[TASK MATERIAL]

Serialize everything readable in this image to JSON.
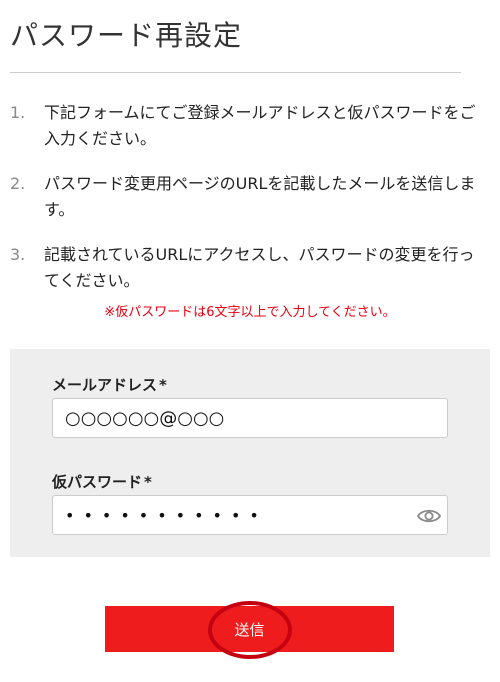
{
  "page": {
    "title": "パスワード再設定"
  },
  "steps": [
    {
      "number": "1.",
      "text": "下記フォームにてご登録メールアドレスと仮パスワードをご入力ください。"
    },
    {
      "number": "2.",
      "text": "パスワード変更用ページのURLを記載したメールを送信します。"
    },
    {
      "number": "3.",
      "text": "記載されているURLにアクセスし、パスワードの変更を行ってください。"
    }
  ],
  "note": "※仮パスワードは6文字以上で入力してください。",
  "form": {
    "email": {
      "label": "メールアドレス",
      "required_mark": "*",
      "value": "○○○○○○@○○○"
    },
    "password": {
      "label": "仮パスワード",
      "required_mark": "*",
      "value": "•••••••••••"
    }
  },
  "submit": {
    "label": "送信"
  },
  "colors": {
    "accent": "#ee1c1c",
    "note": "#e60012",
    "panel": "#eeeeee",
    "highlight_circle": "#c40010"
  }
}
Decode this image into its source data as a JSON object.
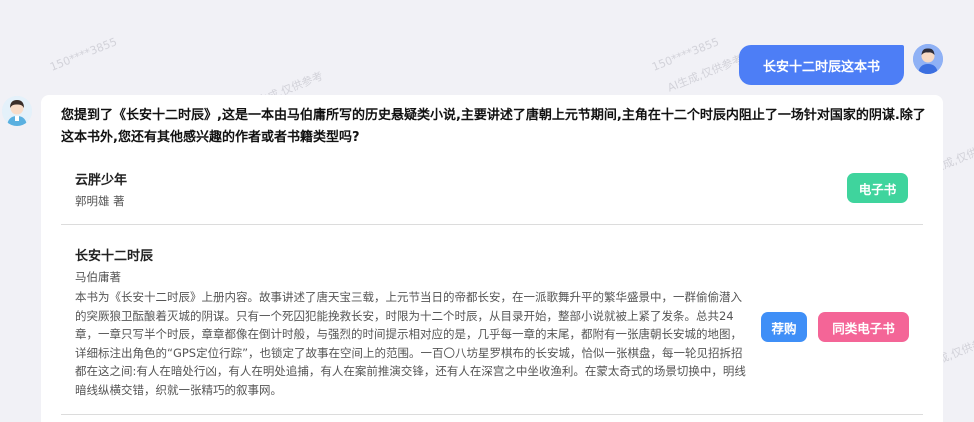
{
  "watermark": {
    "line1": "150****3855",
    "line2": "AI生成,仅供参考"
  },
  "user": {
    "message": "长安十二时辰这本书"
  },
  "assistant": {
    "intro": "您提到了《长安十二时辰》,这是一本由马伯庸所写的历史悬疑类小说,主要讲述了唐朝上元节期间,主角在十二个时辰内阻止了一场针对国家的阴谋.除了这本书外,您还有其他感兴趣的作者或者书籍类型吗?",
    "books": [
      {
        "title": "云胖少年",
        "author": "郭明雄 著",
        "ebook_label": "电子书"
      },
      {
        "title": "长安十二时辰",
        "author": "马伯庸著",
        "description": "本书为《长安十二时辰》上册内容。故事讲述了唐天宝三载，上元节当日的帝都长安，在一派歌舞升平的繁华盛景中，一群偷偷潜入的突厥狼卫酝酿着灭城的阴谋。只有一个死囚犯能挽救长安，时限为十二个时辰，从目录开始，整部小说就被上紧了发条。总共24章，一章只写半个时辰，章章都像在倒计时般，与强烈的时间提示相对应的是，几乎每一章的末尾，都附有一张唐朝长安城的地图，详细标注出角色的“GPS定位行踪”，也锁定了故事在空间上的范围。一百〇八坊星罗棋布的长安城，恰似一张棋盘，每一轮见招拆招都在这之间:有人在暗处行凶，有人在明处追捕，有人在案前推演交锋，还有人在深宫之中坐收渔利。在蒙太奇式的场景切换中，明线暗线纵横交错，织就一张精巧的叙事网。",
        "buy_label": "荐购",
        "similar_label": "同类电子书"
      }
    ]
  },
  "colors": {
    "user_bubble": "#4d7ef6",
    "ebook_button": "#3fd49d",
    "buy_button": "#3f8ff7",
    "similar_button": "#f46597",
    "page_bg": "#f1f1f6"
  }
}
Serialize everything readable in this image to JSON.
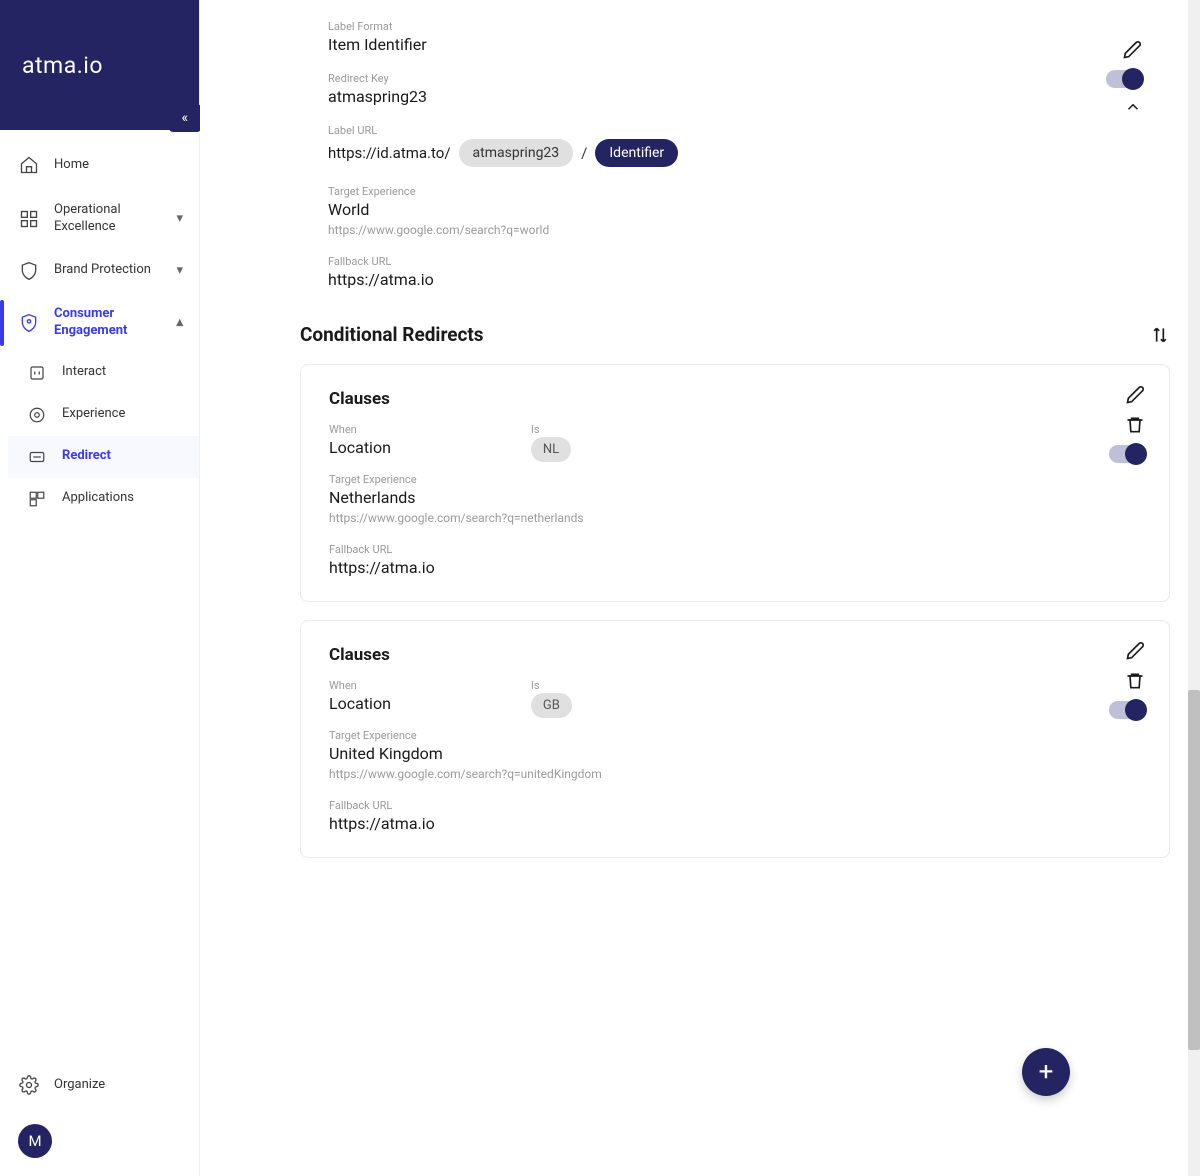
{
  "brand": "atma.io",
  "sidebar": {
    "items": [
      {
        "label": "Home"
      },
      {
        "label": "Operational Excellence"
      },
      {
        "label": "Brand Protection"
      },
      {
        "label": "Consumer Engagement"
      }
    ],
    "sub_items": [
      {
        "label": "Interact"
      },
      {
        "label": "Experience"
      },
      {
        "label": "Redirect"
      },
      {
        "label": "Applications"
      }
    ],
    "footer_label": "Organize",
    "avatar_initial": "M"
  },
  "details": {
    "label_format_label": "Label Format",
    "label_format_value": "Item Identifier",
    "redirect_key_label": "Redirect Key",
    "redirect_key_value": "atmaspring23",
    "label_url_label": "Label URL",
    "label_url_base": "https://id.atma.to/",
    "label_url_chip1": "atmaspring23",
    "label_url_chip2": "Identifier",
    "slash": "/",
    "target_exp_label": "Target Experience",
    "target_exp_value": "World",
    "target_exp_url": "https://www.google.com/search?q=world",
    "fallback_label": "Fallback URL",
    "fallback_value": "https://atma.io"
  },
  "section_title": "Conditional Redirects",
  "clauses": [
    {
      "title": "Clauses",
      "when_label": "When",
      "when_value": "Location",
      "is_label": "Is",
      "is_value": "NL",
      "target_label": "Target Experience",
      "target_value": "Netherlands",
      "target_url": "https://www.google.com/search?q=netherlands",
      "fallback_label": "Fallback URL",
      "fallback_value": "https://atma.io"
    },
    {
      "title": "Clauses",
      "when_label": "When",
      "when_value": "Location",
      "is_label": "Is",
      "is_value": "GB",
      "target_label": "Target Experience",
      "target_value": "United Kingdom",
      "target_url": "https://www.google.com/search?q=unitedKingdom",
      "fallback_label": "Fallback URL",
      "fallback_value": "https://atma.io"
    }
  ]
}
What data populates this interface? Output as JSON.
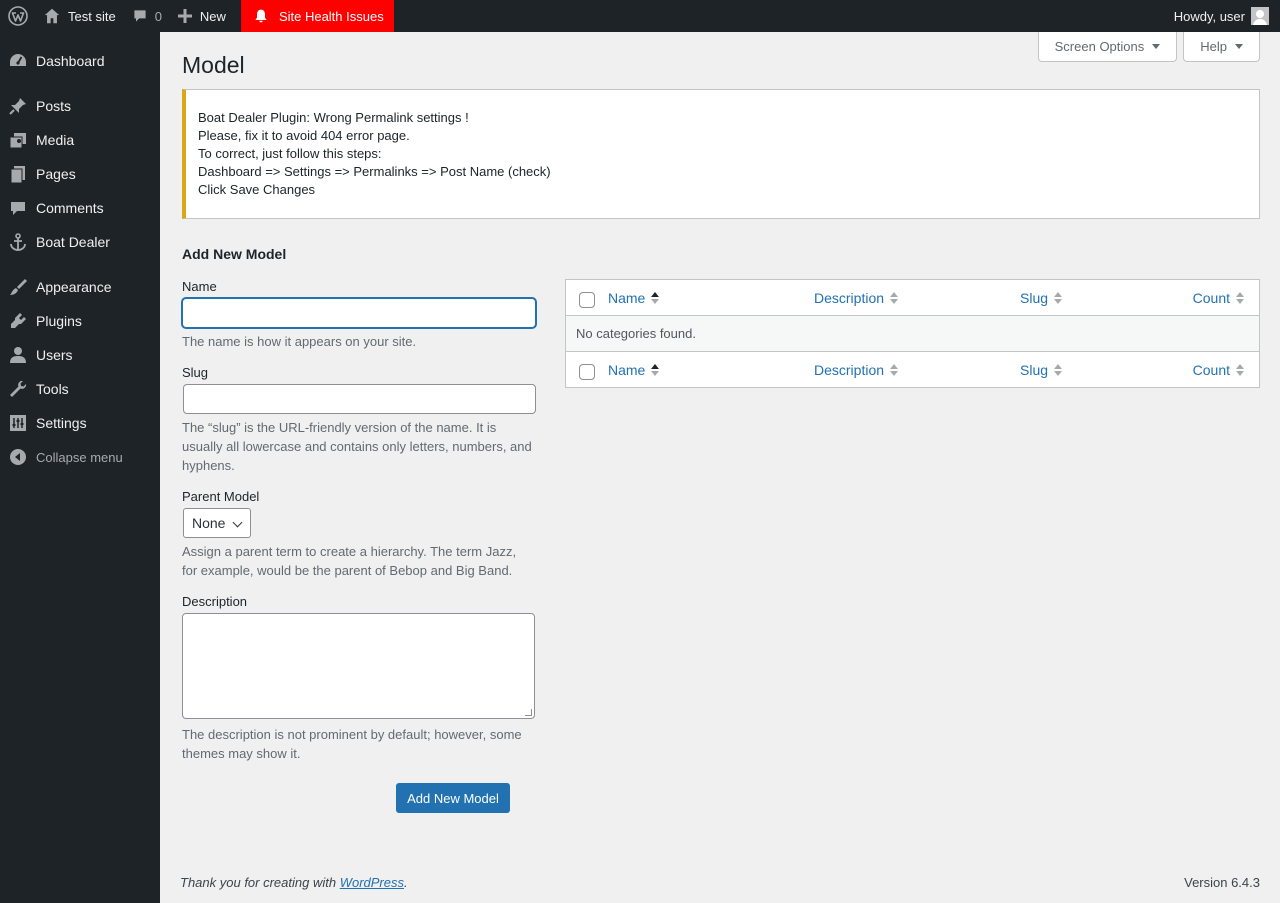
{
  "adminbar": {
    "site_name": "Test site",
    "comments_count": "0",
    "new_label": "New",
    "health_label": "Site Health Issues",
    "howdy": "Howdy, user"
  },
  "sidebar": {
    "items": [
      {
        "label": "Dashboard",
        "icon": "dashboard-icon"
      },
      {
        "label": "Posts",
        "icon": "pin-icon"
      },
      {
        "label": "Media",
        "icon": "media-icon"
      },
      {
        "label": "Pages",
        "icon": "pages-icon"
      },
      {
        "label": "Comments",
        "icon": "comment-icon"
      },
      {
        "label": "Boat Dealer",
        "icon": "anchor-icon"
      },
      {
        "label": "Appearance",
        "icon": "brush-icon"
      },
      {
        "label": "Plugins",
        "icon": "plugin-icon"
      },
      {
        "label": "Users",
        "icon": "user-icon"
      },
      {
        "label": "Tools",
        "icon": "wrench-icon"
      },
      {
        "label": "Settings",
        "icon": "sliders-icon"
      }
    ],
    "collapse_label": "Collapse menu"
  },
  "screen_meta": {
    "screen_options": "Screen Options",
    "help": "Help"
  },
  "page": {
    "title": "Model"
  },
  "notice": {
    "lines": [
      "Boat Dealer Plugin: Wrong Permalink settings !",
      "Please, fix it to avoid 404 error page.",
      "To correct, just follow this steps:",
      "Dashboard => Settings => Permalinks => Post Name (check)",
      "Click Save Changes"
    ]
  },
  "form": {
    "heading": "Add New Model",
    "name_label": "Name",
    "name_value": "",
    "name_desc": "The name is how it appears on your site.",
    "slug_label": "Slug",
    "slug_value": "",
    "slug_desc": "The “slug” is the URL-friendly version of the name. It is usually all lowercase and contains only letters, numbers, and hyphens.",
    "parent_label": "Parent Model",
    "parent_selected": "None",
    "parent_desc": "Assign a parent term to create a hierarchy. The term Jazz, for example, would be the parent of Bebop and Big Band.",
    "description_label": "Description",
    "description_value": "",
    "description_desc": "The description is not prominent by default; however, some themes may show it.",
    "submit_label": "Add New Model"
  },
  "table": {
    "columns": {
      "name": "Name",
      "description": "Description",
      "slug": "Slug",
      "count": "Count"
    },
    "empty_message": "No categories found."
  },
  "footer": {
    "thanks_prefix": "Thank you for creating with ",
    "wordpress_link": "WordPress",
    "thanks_suffix": ".",
    "version": "Version 6.4.3"
  },
  "colors": {
    "admin_dark": "#1d2327",
    "accent_blue": "#2271b1",
    "health_red": "#ff0000",
    "notice_warning": "#dba617"
  }
}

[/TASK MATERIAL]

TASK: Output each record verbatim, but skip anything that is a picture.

RESPONSE:
Serialize everything readable in this image to JSON.
{
  "page": {
    "title": "パスワード再設定"
  },
  "steps": [
    {
      "number": "1.",
      "text": "下記フォームにてご登録メールアドレスと仮パスワードをご入力ください。"
    },
    {
      "number": "2.",
      "text": "パスワード変更用ページのURLを記載したメールを送信します。"
    },
    {
      "number": "3.",
      "text": "記載されているURLにアクセスし、パスワードの変更を行ってください。"
    }
  ],
  "note": "※仮パスワードは6文字以上で入力してください。",
  "form": {
    "email": {
      "label": "メールアドレス",
      "required_mark": "*",
      "value": "○○○○○○@○○○"
    },
    "password": {
      "label": "仮パスワード",
      "required_mark": "*",
      "value": "•••••••••••"
    }
  },
  "submit": {
    "label": "送信"
  },
  "colors": {
    "accent": "#ee1c1c",
    "note": "#e60012",
    "panel": "#eeeeee",
    "highlight_circle": "#c40010"
  }
}
Decode this image into its source data as a JSON object.
{
  "watermark": {
    "line1": "150****3855",
    "line2": "AI生成,仅供参考"
  },
  "user": {
    "message": "长安十二时辰这本书"
  },
  "assistant": {
    "intro": "您提到了《长安十二时辰》,这是一本由马伯庸所写的历史悬疑类小说,主要讲述了唐朝上元节期间,主角在十二个时辰内阻止了一场针对国家的阴谋.除了这本书外,您还有其他感兴趣的作者或者书籍类型吗?",
    "books": [
      {
        "title": "云胖少年",
        "author": "郭明雄 著",
        "ebook_label": "电子书"
      },
      {
        "title": "长安十二时辰",
        "author": "马伯庸著",
        "description": "本书为《长安十二时辰》上册内容。故事讲述了唐天宝三载，上元节当日的帝都长安，在一派歌舞升平的繁华盛景中，一群偷偷潜入的突厥狼卫酝酿着灭城的阴谋。只有一个死囚犯能挽救长安，时限为十二个时辰，从目录开始，整部小说就被上紧了发条。总共24章，一章只写半个时辰，章章都像在倒计时般，与强烈的时间提示相对应的是，几乎每一章的末尾，都附有一张唐朝长安城的地图，详细标注出角色的“GPS定位行踪”，也锁定了故事在空间上的范围。一百〇八坊星罗棋布的长安城，恰似一张棋盘，每一轮见招拆招都在这之间:有人在暗处行凶，有人在明处追捕，有人在案前推演交锋，还有人在深宫之中坐收渔利。在蒙太奇式的场景切换中，明线暗线纵横交错，织就一张精巧的叙事网。",
        "buy_label": "荐购",
        "similar_label": "同类电子书"
      }
    ]
  },
  "colors": {
    "user_bubble": "#4d7ef6",
    "ebook_button": "#3fd49d",
    "buy_button": "#3f8ff7",
    "similar_button": "#f46597",
    "page_bg": "#f1f1f6"
  }
}
Serialize everything readable in this image to JSON.
{
  "brand": "atma.io",
  "sidebar": {
    "items": [
      {
        "label": "Home"
      },
      {
        "label": "Operational Excellence"
      },
      {
        "label": "Brand Protection"
      },
      {
        "label": "Consumer Engagement"
      }
    ],
    "sub_items": [
      {
        "label": "Interact"
      },
      {
        "label": "Experience"
      },
      {
        "label": "Redirect"
      },
      {
        "label": "Applications"
      }
    ],
    "footer_label": "Organize",
    "avatar_initial": "M"
  },
  "details": {
    "label_format_label": "Label Format",
    "label_format_value": "Item Identifier",
    "redirect_key_label": "Redirect Key",
    "redirect_key_value": "atmaspring23",
    "label_url_label": "Label URL",
    "label_url_base": "https://id.atma.to/",
    "label_url_chip1": "atmaspring23",
    "label_url_chip2": "Identifier",
    "slash": "/",
    "target_exp_label": "Target Experience",
    "target_exp_value": "World",
    "target_exp_url": "https://www.google.com/search?q=world",
    "fallback_label": "Fallback URL",
    "fallback_value": "https://atma.io"
  },
  "section_title": "Conditional Redirects",
  "clauses": [
    {
      "title": "Clauses",
      "when_label": "When",
      "when_value": "Location",
      "is_label": "Is",
      "is_value": "NL",
      "target_label": "Target Experience",
      "target_value": "Netherlands",
      "target_url": "https://www.google.com/search?q=netherlands",
      "fallback_label": "Fallback URL",
      "fallback_value": "https://atma.io"
    },
    {
      "title": "Clauses",
      "when_label": "When",
      "when_value": "Location",
      "is_label": "Is",
      "is_value": "GB",
      "target_label": "Target Experience",
      "target_value": "United Kingdom",
      "target_url": "https://www.google.com/search?q=unitedKingdom",
      "fallback_label": "Fallback URL",
      "fallback_value": "https://atma.io"
    }
  ]
}
What data populates this interface? Output as JSON.
{
  "adminbar": {
    "site_name": "Test site",
    "comments_count": "0",
    "new_label": "New",
    "health_label": "Site Health Issues",
    "howdy": "Howdy, user"
  },
  "sidebar": {
    "items": [
      {
        "label": "Dashboard",
        "icon": "dashboard-icon"
      },
      {
        "label": "Posts",
        "icon": "pin-icon"
      },
      {
        "label": "Media",
        "icon": "media-icon"
      },
      {
        "label": "Pages",
        "icon": "pages-icon"
      },
      {
        "label": "Comments",
        "icon": "comment-icon"
      },
      {
        "label": "Boat Dealer",
        "icon": "anchor-icon"
      },
      {
        "label": "Appearance",
        "icon": "brush-icon"
      },
      {
        "label": "Plugins",
        "icon": "plugin-icon"
      },
      {
        "label": "Users",
        "icon": "user-icon"
      },
      {
        "label": "Tools",
        "icon": "wrench-icon"
      },
      {
        "label": "Settings",
        "icon": "sliders-icon"
      }
    ],
    "collapse_label": "Collapse menu"
  },
  "screen_meta": {
    "screen_options": "Screen Options",
    "help": "Help"
  },
  "page": {
    "title": "Model"
  },
  "notice": {
    "lines": [
      "Boat Dealer Plugin: Wrong Permalink settings !",
      "Please, fix it to avoid 404 error page.",
      "To correct, just follow this steps:",
      "Dashboard => Settings => Permalinks => Post Name (check)",
      "Click Save Changes"
    ]
  },
  "form": {
    "heading": "Add New Model",
    "name_label": "Name",
    "name_value": "",
    "name_desc": "The name is how it appears on your site.",
    "slug_label": "Slug",
    "slug_value": "",
    "slug_desc": "The “slug” is the URL-friendly version of the name. It is usually all lowercase and contains only letters, numbers, and hyphens.",
    "parent_label": "Parent Model",
    "parent_selected": "None",
    "parent_desc": "Assign a parent term to create a hierarchy. The term Jazz, for example, would be the parent of Bebop and Big Band.",
    "description_label": "Description",
    "description_value": "",
    "description_desc": "The description is not prominent by default; however, some themes may show it.",
    "submit_label": "Add New Model"
  },
  "table": {
    "columns": {
      "name": "Name",
      "description": "Description",
      "slug": "Slug",
      "count": "Count"
    },
    "empty_message": "No categories found."
  },
  "footer": {
    "thanks_prefix": "Thank you for creating with ",
    "wordpress_link": "WordPress",
    "thanks_suffix": ".",
    "version": "Version 6.4.3"
  },
  "colors": {
    "admin_dark": "#1d2327",
    "accent_blue": "#2271b1",
    "health_red": "#ff0000",
    "notice_warning": "#dba617"
  }
}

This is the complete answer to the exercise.